**Task statement**. From the entries below, pull out each line where "JSON" appears.

>>>>

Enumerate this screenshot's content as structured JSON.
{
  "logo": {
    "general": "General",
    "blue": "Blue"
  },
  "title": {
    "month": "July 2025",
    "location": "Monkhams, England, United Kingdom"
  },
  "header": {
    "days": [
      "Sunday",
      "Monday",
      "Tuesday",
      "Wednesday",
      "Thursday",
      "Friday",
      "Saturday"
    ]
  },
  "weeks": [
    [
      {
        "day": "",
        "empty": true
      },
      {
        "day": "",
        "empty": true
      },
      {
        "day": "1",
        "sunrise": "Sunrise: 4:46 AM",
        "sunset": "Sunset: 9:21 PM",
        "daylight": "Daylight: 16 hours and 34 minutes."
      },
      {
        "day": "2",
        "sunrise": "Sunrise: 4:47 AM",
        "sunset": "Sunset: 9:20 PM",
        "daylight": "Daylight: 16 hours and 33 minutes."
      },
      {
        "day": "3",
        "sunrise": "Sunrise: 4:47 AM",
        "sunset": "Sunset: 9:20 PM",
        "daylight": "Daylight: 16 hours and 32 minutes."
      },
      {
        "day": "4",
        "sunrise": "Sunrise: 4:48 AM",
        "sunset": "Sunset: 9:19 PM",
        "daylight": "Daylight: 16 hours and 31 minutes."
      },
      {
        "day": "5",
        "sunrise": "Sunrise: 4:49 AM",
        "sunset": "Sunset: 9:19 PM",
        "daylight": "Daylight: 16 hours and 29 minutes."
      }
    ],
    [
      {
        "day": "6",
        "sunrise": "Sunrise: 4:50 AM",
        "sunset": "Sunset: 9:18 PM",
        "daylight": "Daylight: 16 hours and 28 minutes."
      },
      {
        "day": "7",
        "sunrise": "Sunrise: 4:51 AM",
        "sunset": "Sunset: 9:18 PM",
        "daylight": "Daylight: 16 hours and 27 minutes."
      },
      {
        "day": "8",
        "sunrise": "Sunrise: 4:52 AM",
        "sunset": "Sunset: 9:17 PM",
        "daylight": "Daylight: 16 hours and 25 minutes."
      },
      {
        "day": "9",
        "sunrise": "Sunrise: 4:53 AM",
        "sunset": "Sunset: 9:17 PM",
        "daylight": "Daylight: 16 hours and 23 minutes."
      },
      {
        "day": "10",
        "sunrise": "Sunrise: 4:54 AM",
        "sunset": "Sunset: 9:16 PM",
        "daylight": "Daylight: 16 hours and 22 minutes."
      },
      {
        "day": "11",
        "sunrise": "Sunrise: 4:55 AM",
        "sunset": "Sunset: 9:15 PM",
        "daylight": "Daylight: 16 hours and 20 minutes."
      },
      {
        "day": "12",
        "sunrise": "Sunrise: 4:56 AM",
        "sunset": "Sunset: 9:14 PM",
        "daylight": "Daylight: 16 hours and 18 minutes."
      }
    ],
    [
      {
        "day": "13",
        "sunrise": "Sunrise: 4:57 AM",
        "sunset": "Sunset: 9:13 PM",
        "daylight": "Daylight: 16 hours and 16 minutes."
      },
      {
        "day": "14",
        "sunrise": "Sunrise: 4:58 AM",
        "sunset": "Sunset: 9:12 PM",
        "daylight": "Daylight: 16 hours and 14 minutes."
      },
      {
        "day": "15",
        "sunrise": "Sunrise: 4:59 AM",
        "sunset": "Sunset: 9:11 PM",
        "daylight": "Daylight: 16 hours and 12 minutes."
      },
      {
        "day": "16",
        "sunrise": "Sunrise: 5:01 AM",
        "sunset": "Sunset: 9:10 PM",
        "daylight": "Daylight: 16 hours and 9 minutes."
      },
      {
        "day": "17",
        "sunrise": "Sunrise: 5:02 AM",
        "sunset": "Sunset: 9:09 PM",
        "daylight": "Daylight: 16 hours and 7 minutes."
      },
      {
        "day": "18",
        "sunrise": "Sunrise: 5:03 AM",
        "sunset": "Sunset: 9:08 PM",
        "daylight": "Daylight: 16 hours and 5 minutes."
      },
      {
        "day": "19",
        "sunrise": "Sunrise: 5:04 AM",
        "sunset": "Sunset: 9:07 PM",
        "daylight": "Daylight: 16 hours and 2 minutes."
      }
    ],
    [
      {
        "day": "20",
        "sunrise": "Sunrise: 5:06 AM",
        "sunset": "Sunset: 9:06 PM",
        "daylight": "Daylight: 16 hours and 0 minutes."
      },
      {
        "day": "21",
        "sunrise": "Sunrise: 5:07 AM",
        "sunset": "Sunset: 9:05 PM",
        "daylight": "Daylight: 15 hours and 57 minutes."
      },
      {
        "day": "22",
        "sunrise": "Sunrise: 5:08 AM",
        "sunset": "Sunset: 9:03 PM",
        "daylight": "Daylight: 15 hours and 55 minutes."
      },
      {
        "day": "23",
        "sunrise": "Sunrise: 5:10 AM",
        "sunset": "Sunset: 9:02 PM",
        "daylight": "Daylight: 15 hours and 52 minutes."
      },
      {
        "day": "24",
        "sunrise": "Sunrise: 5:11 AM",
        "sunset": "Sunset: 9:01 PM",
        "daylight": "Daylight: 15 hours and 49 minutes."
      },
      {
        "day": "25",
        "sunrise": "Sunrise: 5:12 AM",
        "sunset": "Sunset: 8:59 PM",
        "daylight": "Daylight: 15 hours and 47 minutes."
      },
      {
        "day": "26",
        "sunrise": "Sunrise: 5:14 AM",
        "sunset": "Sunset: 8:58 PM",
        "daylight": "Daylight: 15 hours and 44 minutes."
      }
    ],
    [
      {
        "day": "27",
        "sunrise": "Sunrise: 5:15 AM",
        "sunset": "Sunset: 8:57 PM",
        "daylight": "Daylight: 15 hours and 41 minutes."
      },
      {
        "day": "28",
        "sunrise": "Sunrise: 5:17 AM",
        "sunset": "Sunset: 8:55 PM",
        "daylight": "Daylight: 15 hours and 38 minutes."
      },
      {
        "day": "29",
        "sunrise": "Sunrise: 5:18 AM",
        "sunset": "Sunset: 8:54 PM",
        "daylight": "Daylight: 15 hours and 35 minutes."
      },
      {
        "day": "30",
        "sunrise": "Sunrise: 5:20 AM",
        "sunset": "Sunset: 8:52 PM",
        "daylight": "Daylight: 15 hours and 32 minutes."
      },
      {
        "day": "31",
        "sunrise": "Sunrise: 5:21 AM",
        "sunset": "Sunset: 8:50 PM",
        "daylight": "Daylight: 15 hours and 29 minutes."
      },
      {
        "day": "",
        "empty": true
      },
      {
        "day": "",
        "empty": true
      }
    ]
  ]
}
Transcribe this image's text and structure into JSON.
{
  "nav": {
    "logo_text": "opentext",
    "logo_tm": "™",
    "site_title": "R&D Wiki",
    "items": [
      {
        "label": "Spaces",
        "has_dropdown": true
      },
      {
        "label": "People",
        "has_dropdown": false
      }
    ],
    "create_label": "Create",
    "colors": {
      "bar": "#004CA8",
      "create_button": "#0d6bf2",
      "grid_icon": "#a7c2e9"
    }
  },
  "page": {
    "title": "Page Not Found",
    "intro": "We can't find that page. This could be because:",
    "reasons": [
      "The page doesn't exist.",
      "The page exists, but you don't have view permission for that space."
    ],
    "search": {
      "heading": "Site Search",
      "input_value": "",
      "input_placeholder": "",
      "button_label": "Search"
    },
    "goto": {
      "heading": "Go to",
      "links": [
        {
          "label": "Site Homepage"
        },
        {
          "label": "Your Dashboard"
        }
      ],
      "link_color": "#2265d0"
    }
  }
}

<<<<

**Reply**.
Enumerate this screenshot's content as structured JSON.
Transcribe this image's text and structure into JSON.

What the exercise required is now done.